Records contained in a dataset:
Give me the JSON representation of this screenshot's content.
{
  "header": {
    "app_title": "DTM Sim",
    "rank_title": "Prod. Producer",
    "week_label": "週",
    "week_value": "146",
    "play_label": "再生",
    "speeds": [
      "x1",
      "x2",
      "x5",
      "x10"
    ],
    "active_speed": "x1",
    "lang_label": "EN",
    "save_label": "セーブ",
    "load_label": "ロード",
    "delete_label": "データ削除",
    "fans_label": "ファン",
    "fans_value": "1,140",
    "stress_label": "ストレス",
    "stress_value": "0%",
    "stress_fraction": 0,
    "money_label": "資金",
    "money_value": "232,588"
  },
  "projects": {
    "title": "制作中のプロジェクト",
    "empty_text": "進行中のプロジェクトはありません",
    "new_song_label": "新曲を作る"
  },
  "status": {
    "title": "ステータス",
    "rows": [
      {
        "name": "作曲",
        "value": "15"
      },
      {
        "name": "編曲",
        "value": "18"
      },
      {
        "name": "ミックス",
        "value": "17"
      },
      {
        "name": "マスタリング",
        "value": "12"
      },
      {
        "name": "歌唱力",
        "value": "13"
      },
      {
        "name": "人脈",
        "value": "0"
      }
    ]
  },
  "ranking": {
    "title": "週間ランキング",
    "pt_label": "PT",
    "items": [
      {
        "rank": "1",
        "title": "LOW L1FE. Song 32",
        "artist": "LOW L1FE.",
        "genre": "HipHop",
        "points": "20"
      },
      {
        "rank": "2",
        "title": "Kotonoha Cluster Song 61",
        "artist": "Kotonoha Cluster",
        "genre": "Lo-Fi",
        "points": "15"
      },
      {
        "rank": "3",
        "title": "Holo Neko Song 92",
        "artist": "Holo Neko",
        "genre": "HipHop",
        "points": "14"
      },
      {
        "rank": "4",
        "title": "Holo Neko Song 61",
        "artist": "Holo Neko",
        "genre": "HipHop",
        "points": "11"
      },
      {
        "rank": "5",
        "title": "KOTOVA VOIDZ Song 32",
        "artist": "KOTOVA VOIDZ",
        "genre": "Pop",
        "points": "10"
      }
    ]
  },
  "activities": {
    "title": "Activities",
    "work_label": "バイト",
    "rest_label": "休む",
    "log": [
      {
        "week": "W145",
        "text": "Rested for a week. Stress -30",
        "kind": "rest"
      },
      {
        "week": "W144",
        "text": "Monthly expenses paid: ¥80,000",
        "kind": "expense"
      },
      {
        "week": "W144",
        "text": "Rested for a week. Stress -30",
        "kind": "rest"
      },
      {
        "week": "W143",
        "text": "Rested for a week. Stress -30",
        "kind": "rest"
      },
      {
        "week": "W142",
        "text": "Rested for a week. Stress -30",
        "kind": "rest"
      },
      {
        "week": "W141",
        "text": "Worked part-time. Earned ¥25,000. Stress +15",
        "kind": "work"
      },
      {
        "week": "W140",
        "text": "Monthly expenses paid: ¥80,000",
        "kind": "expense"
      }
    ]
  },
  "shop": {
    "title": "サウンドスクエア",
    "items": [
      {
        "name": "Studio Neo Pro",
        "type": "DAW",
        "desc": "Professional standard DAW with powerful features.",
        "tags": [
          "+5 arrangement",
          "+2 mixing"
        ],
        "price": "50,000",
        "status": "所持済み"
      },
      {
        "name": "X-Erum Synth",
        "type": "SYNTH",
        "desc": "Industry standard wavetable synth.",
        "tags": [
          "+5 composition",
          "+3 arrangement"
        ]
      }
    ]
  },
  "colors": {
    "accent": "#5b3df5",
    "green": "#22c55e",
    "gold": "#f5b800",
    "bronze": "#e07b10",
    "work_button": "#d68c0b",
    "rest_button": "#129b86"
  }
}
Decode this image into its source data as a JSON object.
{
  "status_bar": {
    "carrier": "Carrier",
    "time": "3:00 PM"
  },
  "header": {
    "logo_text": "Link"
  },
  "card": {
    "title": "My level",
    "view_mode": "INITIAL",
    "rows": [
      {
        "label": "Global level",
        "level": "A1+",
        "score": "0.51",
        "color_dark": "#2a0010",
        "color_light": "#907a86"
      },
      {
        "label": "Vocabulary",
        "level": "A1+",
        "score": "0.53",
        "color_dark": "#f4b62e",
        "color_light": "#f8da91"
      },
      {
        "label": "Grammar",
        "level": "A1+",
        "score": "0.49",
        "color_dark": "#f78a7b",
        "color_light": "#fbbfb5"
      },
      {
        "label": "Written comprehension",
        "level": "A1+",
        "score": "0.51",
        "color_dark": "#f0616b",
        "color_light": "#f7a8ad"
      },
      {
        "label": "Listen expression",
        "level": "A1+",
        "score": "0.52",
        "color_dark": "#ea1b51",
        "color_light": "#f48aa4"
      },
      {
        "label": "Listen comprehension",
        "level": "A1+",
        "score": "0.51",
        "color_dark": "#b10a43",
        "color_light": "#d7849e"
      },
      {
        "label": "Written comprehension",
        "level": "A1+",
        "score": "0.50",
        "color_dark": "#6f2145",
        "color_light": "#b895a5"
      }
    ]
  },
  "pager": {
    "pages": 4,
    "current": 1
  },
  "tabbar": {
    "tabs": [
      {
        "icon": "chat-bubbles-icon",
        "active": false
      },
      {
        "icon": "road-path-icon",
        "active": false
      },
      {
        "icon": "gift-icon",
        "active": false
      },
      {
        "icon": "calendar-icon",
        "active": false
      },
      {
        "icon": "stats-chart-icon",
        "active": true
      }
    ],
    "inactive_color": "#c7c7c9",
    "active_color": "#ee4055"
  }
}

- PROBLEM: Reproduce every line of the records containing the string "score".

- FINAL ANSWER:
        "score": "0.51",
        "score": "0.53",
        "score": "0.49",
        "score": "0.51",
        "score": "0.52",
        "score": "0.51",
        "score": "0.50",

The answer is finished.